NASHVILLE, Tenn. (WKRN) — Tennessee Democrats want the public to weigh in on the subject of marijuana legalization in the November elections.
Rep. Jesse Chism (D-Memphis) has once again filed a bill that would add three nonbinding questions related to the legalization of marijuana on the November 2024 ballot. This would be the second time in two years Chism has attempted to get these questions on the ballot for all Tennesseans.
Last year, Chism filed the same legislation, but the bill failed in a House subcommittee.
The questions Chism hopes to get on the ballot are:
Should the State of Tennessee legalize medical marijuana? YES or NO
Should the State of Tennessee decriminalize possession of less than one ounce (1 oz.) of marijuana? YES or NO
Should the State of Tennessee legalize and regulate commercial sales of recreational use of marijuana? YES or NO
The questions would serve as a “non-binding, advisory referendum” on the state of marijuana laws in Tennessee.
The bill would also require the Secretary of State to compile the results of the ballot questions and publish them online as well as forward the results to every member of the general assembly.
“This would not change the law; it would merely get a gauge on what the people think about this subject matter,” Chism said during the House Elections & Campaign Finance Subcommittee meeting held Feb. 22, 2023. “I think it’s important to ask our fellow Tennesseans what they think about this subject matter.”
Resistance to the bill included the length of Tennessee ballots and how the discussion about legalizing marijuana should be a federal issue.
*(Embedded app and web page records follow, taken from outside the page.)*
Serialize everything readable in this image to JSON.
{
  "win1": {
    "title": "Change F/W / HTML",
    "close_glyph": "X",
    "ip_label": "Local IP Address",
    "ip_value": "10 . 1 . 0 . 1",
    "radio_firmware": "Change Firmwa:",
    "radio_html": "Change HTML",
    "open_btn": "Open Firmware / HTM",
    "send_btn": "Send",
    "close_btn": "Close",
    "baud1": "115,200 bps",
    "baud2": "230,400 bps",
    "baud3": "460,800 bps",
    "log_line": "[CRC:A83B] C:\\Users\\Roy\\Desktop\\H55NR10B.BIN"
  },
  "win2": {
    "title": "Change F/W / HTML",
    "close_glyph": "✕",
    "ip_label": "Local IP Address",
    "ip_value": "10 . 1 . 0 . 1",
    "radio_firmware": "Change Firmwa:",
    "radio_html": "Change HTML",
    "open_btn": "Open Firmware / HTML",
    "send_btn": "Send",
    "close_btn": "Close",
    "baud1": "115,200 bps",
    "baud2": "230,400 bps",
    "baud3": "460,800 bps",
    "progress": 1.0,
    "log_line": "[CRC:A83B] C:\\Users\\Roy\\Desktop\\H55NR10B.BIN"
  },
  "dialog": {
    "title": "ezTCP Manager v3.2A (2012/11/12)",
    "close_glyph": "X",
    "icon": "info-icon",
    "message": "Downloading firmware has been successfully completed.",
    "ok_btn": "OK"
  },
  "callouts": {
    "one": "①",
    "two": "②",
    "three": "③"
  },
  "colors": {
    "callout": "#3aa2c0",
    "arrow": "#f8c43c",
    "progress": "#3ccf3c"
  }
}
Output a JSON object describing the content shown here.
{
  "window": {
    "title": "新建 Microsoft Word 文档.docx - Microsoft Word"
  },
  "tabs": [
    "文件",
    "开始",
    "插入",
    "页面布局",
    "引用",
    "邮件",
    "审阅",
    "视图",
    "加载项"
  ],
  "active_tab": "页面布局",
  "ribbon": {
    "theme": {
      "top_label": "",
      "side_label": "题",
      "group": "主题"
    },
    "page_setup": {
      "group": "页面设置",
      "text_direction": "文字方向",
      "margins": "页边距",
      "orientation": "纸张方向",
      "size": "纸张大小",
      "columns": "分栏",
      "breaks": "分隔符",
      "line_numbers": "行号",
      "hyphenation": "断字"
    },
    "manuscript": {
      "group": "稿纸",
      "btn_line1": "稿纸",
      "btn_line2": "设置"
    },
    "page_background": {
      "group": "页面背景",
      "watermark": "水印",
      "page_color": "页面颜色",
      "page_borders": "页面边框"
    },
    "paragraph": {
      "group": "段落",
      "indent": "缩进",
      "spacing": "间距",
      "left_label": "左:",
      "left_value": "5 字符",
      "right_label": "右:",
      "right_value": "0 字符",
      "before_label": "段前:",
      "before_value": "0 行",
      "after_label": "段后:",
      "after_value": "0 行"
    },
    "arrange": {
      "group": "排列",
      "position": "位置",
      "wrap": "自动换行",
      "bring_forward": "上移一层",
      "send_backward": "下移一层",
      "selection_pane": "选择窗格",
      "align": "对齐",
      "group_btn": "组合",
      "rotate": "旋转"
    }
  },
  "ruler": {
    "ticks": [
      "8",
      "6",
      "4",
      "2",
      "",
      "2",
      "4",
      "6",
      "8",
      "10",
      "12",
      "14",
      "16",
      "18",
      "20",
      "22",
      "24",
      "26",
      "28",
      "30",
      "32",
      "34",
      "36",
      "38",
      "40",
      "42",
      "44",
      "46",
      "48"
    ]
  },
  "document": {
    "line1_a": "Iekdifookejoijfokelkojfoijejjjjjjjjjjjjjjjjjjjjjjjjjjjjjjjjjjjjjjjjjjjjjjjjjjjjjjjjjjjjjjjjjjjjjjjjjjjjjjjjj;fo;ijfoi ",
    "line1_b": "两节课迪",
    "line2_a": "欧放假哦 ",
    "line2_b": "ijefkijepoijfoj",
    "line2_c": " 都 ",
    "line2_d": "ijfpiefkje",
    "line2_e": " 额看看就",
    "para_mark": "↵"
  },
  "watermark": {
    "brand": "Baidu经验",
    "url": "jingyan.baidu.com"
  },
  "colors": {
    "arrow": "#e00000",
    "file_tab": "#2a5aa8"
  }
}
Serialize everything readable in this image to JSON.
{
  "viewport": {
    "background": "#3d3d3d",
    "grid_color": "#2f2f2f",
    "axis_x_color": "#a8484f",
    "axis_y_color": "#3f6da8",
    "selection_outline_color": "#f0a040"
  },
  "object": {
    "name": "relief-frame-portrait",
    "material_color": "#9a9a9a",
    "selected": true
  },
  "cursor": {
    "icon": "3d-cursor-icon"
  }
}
The fact that marijuana remains a Schedule I drug per the Drug Enforcement Agency’s classification standards gives many lawmakers pause.
During that same House subcommittee, Rep. John Crawford (R-Bristol/Kingsport), said as much, telling Chism he felt the issue was a federal one.
“I think it should be held at the federal level,” he said of any polling or referendum on the issue.
Previous polling data from MTSU shows more than 80% of Tennesseans support cannabis legalization in some capacity. Medical cannabis usage is even increasingly popular among Republican lawmakers, with Sen. Janice Bowling (R-Tullahoma) repeatedly sponsoring legislation to create a commission regulating cannabis for medicinal purposes in the Volunteer State.
However, despite efforts from both sides of the aisle to allow for even incremental marijuana legalization, no bill on the subject has managed to pass the Senate Judiciary Committee.
Tennessee is surrounded by eight states; six of those states have legalized marijuana use in some form. Only North Carolina and Georgia remain with total prohibitions like Tennessee. Missouri and Virginia have fully legalized recreational cannabis use, while Kentucky, Arkansas, Mississippi and Alabama have legalized medical cannabis.